[[ RECORD SET open ]]
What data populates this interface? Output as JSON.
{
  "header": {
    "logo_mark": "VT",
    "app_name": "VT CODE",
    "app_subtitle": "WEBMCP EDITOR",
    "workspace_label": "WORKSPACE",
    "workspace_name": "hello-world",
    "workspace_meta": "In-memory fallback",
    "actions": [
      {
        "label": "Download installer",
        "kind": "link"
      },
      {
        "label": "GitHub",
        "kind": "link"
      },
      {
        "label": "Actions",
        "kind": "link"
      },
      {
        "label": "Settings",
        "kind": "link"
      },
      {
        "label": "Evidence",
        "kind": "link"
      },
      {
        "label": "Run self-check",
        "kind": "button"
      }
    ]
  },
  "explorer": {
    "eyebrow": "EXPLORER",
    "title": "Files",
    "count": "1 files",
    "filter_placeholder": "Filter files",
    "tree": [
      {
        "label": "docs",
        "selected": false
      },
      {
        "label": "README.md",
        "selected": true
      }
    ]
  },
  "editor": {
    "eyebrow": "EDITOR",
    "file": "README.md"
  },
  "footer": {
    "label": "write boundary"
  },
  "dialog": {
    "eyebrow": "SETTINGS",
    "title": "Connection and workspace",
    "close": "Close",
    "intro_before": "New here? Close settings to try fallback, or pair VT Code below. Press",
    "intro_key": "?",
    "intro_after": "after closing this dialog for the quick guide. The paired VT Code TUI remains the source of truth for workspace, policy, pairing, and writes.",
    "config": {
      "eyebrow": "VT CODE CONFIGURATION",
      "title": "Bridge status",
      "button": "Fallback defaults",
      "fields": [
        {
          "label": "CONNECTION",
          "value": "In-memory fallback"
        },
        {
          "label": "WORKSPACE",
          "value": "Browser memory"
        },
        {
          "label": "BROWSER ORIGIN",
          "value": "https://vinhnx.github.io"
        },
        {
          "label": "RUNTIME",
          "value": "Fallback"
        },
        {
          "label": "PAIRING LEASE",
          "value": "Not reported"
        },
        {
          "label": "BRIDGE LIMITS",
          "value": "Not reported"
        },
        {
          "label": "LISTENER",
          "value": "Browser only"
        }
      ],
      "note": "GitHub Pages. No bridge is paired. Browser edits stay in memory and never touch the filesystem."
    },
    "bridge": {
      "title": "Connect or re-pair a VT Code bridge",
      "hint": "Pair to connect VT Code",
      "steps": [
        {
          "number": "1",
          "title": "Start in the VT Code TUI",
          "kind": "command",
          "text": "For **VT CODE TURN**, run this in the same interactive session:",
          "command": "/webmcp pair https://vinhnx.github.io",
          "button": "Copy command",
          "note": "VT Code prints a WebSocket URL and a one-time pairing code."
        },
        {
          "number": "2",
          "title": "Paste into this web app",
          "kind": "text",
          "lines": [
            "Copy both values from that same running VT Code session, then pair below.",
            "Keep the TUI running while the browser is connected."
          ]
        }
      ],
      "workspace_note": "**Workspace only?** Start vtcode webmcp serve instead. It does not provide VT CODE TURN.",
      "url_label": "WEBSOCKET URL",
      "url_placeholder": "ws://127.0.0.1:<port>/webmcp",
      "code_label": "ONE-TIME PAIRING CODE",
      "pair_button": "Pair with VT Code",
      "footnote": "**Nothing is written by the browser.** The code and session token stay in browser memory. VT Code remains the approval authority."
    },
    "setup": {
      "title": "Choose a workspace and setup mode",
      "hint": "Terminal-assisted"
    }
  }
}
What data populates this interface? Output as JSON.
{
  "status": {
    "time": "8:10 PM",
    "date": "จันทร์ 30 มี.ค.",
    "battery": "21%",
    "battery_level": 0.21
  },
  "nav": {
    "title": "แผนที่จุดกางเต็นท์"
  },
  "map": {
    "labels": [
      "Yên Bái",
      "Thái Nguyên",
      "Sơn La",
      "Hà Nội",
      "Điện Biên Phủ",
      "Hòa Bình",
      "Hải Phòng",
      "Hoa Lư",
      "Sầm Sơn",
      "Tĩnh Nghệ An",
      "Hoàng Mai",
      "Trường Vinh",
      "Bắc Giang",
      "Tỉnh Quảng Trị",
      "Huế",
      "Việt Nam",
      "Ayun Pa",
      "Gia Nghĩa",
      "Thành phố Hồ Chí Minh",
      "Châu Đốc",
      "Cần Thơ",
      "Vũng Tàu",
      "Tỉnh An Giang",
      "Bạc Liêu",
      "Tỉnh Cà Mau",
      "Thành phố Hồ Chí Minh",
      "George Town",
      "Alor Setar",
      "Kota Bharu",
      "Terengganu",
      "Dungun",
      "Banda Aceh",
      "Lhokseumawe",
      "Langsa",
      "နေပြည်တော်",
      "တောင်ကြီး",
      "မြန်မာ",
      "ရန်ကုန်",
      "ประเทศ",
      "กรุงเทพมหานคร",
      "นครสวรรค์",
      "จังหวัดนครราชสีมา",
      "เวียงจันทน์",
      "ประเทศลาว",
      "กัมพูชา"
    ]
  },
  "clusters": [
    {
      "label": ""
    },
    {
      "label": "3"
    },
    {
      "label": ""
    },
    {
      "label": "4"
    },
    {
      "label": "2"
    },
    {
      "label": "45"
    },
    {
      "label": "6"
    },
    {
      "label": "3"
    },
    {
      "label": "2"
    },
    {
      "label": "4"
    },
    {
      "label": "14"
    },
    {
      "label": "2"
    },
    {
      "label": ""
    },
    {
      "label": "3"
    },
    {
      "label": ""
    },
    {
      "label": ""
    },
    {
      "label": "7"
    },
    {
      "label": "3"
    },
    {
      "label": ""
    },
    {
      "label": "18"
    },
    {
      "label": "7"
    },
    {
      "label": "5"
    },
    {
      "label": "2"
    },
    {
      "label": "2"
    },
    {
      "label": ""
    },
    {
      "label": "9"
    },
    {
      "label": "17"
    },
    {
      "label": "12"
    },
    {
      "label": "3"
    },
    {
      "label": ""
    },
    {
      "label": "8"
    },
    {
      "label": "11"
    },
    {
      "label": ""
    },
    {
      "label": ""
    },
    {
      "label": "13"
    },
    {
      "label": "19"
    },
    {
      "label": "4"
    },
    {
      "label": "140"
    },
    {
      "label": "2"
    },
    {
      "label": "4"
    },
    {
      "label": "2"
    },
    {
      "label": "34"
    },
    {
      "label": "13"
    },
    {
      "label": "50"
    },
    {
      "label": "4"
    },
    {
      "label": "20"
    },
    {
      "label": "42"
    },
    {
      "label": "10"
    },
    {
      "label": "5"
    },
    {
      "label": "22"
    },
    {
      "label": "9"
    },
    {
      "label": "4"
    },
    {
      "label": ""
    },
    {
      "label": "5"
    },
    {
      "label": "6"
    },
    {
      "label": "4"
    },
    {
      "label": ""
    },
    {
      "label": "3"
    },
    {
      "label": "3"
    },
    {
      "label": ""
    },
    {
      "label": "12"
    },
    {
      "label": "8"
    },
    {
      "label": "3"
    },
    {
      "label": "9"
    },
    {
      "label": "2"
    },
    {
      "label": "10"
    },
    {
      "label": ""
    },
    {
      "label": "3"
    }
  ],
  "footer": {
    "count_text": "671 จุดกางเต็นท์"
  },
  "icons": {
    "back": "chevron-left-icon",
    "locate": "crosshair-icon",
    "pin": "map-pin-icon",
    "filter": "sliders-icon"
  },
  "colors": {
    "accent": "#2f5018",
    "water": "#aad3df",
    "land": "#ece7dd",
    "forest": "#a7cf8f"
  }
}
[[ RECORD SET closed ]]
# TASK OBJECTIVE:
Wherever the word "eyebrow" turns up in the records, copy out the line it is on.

# WRITTEN RESPONSE:
    "eyebrow": "EXPLORER",
    "eyebrow": "EDITOR",
    "eyebrow": "SETTINGS",
      "eyebrow": "VT CODE CONFIGURATION",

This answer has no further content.